* **EXERCISE INPUT**

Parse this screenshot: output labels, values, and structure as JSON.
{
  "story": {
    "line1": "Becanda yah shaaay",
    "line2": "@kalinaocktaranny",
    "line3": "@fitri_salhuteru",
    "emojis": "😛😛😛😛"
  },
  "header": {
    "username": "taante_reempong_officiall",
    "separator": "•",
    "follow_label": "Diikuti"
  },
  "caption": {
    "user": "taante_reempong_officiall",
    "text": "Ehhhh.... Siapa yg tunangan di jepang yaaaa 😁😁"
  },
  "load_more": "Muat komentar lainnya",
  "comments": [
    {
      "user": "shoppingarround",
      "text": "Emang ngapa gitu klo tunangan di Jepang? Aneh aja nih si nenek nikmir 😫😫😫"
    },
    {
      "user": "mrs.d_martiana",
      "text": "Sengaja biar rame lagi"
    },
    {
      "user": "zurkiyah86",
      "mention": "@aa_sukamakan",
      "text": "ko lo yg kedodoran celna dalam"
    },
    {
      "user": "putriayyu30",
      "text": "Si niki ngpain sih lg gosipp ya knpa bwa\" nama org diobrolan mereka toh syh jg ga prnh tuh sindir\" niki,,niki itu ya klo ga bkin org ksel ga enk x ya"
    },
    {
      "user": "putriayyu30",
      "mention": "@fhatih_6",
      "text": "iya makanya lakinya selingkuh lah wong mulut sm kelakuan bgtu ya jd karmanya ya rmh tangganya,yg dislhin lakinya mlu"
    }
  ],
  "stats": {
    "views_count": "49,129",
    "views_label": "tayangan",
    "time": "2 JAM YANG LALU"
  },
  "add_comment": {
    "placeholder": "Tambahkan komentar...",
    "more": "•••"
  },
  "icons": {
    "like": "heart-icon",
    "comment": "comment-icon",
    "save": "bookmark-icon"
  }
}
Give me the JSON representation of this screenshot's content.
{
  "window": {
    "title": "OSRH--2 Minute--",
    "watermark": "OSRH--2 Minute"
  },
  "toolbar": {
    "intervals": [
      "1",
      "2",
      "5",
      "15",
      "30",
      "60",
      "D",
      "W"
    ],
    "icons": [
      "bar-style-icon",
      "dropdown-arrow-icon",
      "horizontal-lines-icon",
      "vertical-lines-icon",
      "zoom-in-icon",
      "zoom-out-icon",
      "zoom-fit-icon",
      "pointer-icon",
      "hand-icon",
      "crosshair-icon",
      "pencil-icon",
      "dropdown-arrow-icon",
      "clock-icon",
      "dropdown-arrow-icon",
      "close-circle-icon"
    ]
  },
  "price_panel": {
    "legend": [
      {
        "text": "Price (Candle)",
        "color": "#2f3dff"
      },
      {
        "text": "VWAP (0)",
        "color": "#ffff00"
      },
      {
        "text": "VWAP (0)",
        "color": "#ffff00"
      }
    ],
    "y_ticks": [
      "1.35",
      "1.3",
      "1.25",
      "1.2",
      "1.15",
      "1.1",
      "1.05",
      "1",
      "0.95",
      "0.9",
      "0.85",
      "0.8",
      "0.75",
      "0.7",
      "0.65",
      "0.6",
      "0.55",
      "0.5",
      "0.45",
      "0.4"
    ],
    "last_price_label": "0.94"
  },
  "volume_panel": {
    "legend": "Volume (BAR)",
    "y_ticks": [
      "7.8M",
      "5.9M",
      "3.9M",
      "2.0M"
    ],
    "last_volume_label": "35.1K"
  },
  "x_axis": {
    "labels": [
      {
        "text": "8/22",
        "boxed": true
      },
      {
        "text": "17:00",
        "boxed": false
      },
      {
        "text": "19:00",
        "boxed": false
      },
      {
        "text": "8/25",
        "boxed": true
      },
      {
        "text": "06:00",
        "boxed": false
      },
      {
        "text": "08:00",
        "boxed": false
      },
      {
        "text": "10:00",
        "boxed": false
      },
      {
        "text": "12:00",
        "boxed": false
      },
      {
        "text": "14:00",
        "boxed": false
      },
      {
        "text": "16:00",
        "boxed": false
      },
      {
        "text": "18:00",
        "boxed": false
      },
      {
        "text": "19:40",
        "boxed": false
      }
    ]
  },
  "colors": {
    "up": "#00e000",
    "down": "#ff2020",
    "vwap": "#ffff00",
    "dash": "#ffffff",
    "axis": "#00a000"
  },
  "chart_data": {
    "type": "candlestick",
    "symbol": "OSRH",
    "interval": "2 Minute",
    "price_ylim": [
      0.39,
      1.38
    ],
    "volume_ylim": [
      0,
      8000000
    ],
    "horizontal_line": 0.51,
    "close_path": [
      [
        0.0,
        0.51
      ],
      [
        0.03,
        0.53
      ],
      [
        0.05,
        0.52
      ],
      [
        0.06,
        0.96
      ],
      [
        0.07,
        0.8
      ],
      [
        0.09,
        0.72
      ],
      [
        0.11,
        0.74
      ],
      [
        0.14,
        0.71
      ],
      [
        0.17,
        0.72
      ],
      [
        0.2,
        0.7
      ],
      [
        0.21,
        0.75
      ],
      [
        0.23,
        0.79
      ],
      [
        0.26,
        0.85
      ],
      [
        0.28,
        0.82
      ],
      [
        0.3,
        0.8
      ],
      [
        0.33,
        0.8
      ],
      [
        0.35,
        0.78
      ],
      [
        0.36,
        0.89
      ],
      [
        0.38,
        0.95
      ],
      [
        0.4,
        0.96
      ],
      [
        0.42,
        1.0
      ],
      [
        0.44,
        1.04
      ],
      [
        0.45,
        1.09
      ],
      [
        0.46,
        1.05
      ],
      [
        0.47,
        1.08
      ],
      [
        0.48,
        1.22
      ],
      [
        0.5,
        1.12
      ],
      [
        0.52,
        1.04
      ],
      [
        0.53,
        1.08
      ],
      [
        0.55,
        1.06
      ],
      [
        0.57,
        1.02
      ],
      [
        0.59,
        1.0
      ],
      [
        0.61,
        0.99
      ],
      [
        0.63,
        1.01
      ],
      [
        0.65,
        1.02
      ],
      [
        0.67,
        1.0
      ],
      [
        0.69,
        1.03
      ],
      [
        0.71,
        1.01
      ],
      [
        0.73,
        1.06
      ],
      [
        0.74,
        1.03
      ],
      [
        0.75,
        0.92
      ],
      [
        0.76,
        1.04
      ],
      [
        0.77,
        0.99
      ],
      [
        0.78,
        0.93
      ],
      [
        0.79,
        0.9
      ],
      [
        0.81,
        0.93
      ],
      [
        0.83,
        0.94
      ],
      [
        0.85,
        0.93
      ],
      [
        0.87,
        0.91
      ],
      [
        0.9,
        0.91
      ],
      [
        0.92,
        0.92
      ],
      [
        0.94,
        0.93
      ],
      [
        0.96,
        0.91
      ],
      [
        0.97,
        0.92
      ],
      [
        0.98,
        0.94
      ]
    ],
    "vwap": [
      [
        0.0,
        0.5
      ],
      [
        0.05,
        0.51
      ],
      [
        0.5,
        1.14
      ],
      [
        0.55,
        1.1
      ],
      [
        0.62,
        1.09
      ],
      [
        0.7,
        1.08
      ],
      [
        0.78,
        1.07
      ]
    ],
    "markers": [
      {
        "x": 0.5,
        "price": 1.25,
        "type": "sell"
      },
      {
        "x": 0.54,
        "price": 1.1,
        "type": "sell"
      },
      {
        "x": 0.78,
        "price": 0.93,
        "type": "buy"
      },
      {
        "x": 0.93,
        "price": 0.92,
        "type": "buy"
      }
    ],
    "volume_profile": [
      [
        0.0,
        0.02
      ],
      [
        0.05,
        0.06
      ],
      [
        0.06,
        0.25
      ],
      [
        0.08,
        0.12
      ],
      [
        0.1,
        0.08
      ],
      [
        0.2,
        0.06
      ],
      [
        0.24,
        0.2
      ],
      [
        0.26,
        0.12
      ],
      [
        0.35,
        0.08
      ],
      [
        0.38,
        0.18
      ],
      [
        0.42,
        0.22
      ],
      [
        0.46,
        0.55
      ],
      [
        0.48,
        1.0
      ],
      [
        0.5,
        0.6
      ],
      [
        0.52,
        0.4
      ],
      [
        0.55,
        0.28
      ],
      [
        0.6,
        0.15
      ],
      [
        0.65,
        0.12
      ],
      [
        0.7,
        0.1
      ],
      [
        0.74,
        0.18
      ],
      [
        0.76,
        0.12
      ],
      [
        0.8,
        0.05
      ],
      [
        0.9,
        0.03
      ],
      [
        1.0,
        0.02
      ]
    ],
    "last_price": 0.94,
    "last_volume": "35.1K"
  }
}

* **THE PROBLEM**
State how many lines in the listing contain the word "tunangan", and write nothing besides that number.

* **RESULT OF THE EXERCISE**
2